Gareth Morgan, Director of Gareth Morgan Investments
To the extent that the agreement between the government, the CTU, and the RBNZ delivers lower inflation, then NZ is closer to the day when the risk premium accorded our interest rates by the international capital market, can drop.
To the extent that the Reserve Bank accommodates a precipitous fall in interest rates on the back of an agreement that fails to deliver, we can expect yet more repetition of the RBNZ having to jack short rates back up to make up for previous miscalculation.
To the extent that the productivity agreements that are negotiated deliver wage rises without true productivity improvements, the impact of the agreement upon unit labour costs and inflation will be diluted.
To the extent that the new National government believes there is a legitimate tradeoff between growth and inflation, then we are likely to quickly discover that the impact of last week’s agreement on financial market pricing is overtaken by that government’s enthusiasm to pursue growth via lax monetary policy.
To the extent that National is unable to accept that Labour have departed government deliberately leaving their successors a fiscal blowout that requires intensified efforts to either cull expenditures, and/or raise taxes, then the implied rise in debt financing will generate interest rate pressures that outweigh the benefits of lower inflation.
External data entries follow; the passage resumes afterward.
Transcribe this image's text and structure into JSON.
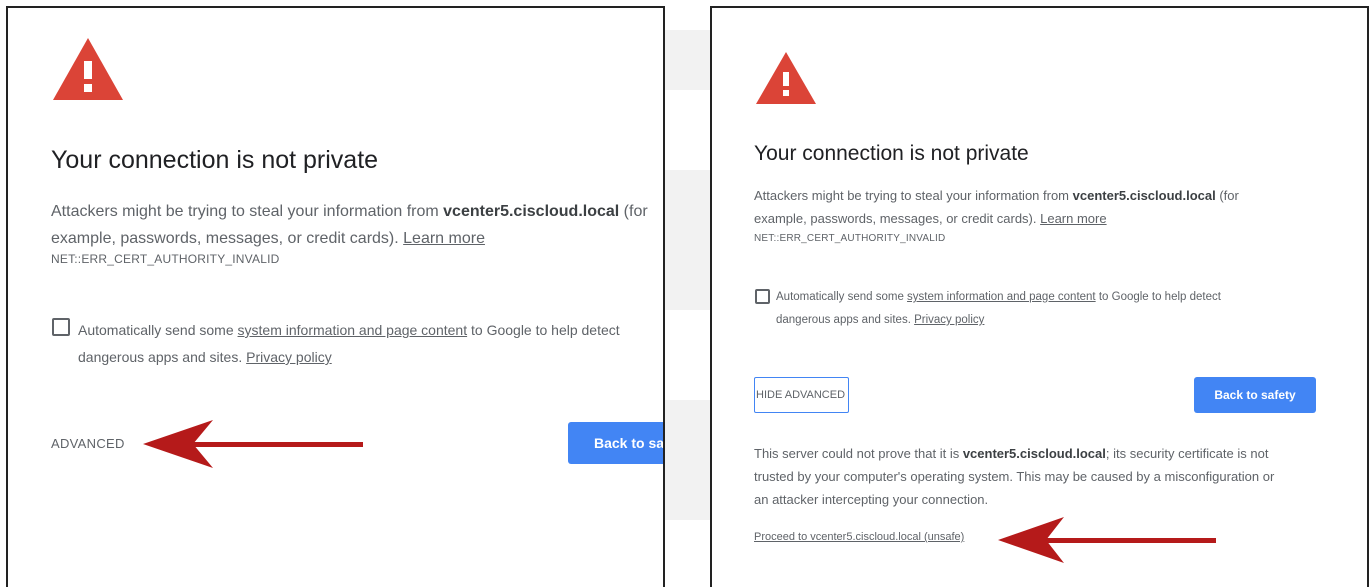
{
  "colors": {
    "warning_red": "#db4437",
    "accent_blue": "#4285f4",
    "annotation_arrow": "#b51a1a",
    "text_gray": "#5f6368"
  },
  "left_panel": {
    "title": "Your connection is not private",
    "body_prefix": "Attackers might be trying to steal your information from ",
    "host": "vcenter5.ciscloud.local",
    "body_suffix_1": " (for",
    "body_line2": "example, passwords, messages, or credit cards). ",
    "learn_more": "Learn more",
    "error_code": "NET::ERR_CERT_AUTHORITY_INVALID",
    "checkbox_prefix": "Automatically send some ",
    "checkbox_link": "system information and page content",
    "checkbox_suffix": " to Google to help detect",
    "checkbox_line2": "dangerous apps and sites. ",
    "privacy_link": "Privacy policy",
    "advanced_label": "ADVANCED",
    "back_label": "Back to safety"
  },
  "right_panel": {
    "title": "Your connection is not private",
    "body_prefix": "Attackers might be trying to steal your information from ",
    "host": "vcenter5.ciscloud.local",
    "body_suffix_1": " (for",
    "body_line2": "example, passwords, messages, or credit cards). ",
    "learn_more": "Learn more",
    "error_code": "NET::ERR_CERT_AUTHORITY_INVALID",
    "checkbox_prefix": "Automatically send some ",
    "checkbox_link": "system information and page content",
    "checkbox_suffix": " to Google to help detect",
    "checkbox_line2": "dangerous apps and sites. ",
    "privacy_link": "Privacy policy",
    "hide_advanced_label": "HIDE ADVANCED",
    "back_label": "Back to safety",
    "details_prefix": "This server could not prove that it is ",
    "details_host": "vcenter5.ciscloud.local",
    "details_suffix": "; its security certificate is not",
    "details_line2": "trusted by your computer's operating system. This may be caused by a misconfiguration or",
    "details_line3": "an attacker intercepting your connection.",
    "proceed_label": "Proceed to vcenter5.ciscloud.local (unsafe)"
  }
}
For all the ifs and buts outlined above, the agreement last week can be seen as a positive development. But if, as is their tendency, the markets regard it as a home run before the batting has even begun, then their expectations deserve to be punished. In a political environment that is increasingly stressed, with chasms opening between the alternate pretenders to the throne of National’s economic policy, it is ambitious to depend on a last hour contribution from Labour as providing a meaningful antidote to rising inflation. National yearns for drastically lower nominal interest rates. The barely disguised political backbiting between their senior members can only intensify once the election is passed, and portends a lunge for growth not long after.
The ambition of Mr Bolger to occupy the No Mans Land between his warring wet and dry factions, is testimony to the fine balance of National’s numbers. No leader of National it seems would last for long aligning to either the Peters or Richardson faction. A government so evenly divided must quickly fall prey to the lobby of vested interests as activity weakens.